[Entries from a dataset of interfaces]
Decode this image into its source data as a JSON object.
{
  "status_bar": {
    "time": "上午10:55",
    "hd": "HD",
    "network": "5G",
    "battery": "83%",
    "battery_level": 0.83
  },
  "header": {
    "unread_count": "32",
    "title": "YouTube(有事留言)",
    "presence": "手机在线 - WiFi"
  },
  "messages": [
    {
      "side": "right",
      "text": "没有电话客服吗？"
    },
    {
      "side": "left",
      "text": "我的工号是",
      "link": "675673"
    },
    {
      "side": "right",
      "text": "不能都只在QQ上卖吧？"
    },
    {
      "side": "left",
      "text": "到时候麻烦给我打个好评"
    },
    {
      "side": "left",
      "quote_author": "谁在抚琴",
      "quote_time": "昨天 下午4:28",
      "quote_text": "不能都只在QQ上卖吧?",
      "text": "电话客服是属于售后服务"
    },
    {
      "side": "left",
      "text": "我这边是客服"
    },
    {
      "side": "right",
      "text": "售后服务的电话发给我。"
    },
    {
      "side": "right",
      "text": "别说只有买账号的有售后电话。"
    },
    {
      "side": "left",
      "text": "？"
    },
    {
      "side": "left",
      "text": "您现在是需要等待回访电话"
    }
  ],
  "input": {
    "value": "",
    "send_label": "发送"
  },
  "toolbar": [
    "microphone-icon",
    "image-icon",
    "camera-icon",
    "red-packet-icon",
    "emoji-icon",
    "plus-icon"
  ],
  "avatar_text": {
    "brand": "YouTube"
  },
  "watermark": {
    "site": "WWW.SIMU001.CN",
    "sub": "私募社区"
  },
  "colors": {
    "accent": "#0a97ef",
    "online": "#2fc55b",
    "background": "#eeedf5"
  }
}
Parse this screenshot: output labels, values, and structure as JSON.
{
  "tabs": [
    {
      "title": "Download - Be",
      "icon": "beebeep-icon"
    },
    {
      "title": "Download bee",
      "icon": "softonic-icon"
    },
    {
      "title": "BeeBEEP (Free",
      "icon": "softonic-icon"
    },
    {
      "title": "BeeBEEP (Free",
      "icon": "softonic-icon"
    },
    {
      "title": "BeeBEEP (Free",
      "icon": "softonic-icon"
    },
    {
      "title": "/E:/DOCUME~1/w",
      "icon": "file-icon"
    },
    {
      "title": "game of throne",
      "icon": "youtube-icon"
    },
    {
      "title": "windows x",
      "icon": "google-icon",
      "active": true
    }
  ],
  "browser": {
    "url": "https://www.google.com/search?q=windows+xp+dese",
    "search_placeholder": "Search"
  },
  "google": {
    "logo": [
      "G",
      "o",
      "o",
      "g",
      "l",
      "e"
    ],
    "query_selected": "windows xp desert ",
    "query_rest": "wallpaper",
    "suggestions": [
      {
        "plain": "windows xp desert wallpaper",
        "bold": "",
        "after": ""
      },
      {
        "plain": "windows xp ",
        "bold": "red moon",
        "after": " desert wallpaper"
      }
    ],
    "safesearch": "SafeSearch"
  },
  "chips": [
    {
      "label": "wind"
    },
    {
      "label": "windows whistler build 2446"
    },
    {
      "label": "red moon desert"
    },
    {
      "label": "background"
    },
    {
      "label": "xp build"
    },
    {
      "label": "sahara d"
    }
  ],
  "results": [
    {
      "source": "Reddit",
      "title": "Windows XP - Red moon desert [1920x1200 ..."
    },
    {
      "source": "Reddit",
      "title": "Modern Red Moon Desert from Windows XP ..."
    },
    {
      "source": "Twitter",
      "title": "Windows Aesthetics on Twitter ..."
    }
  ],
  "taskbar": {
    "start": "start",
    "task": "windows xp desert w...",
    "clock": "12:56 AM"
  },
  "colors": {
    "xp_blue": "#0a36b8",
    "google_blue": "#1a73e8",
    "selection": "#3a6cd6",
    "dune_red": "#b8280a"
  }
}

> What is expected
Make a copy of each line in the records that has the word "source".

> Answer to the exercise
Decode this image into its source data as a JSON object.
      "source": "Reddit",
      "source": "Reddit",
      "source": "Twitter",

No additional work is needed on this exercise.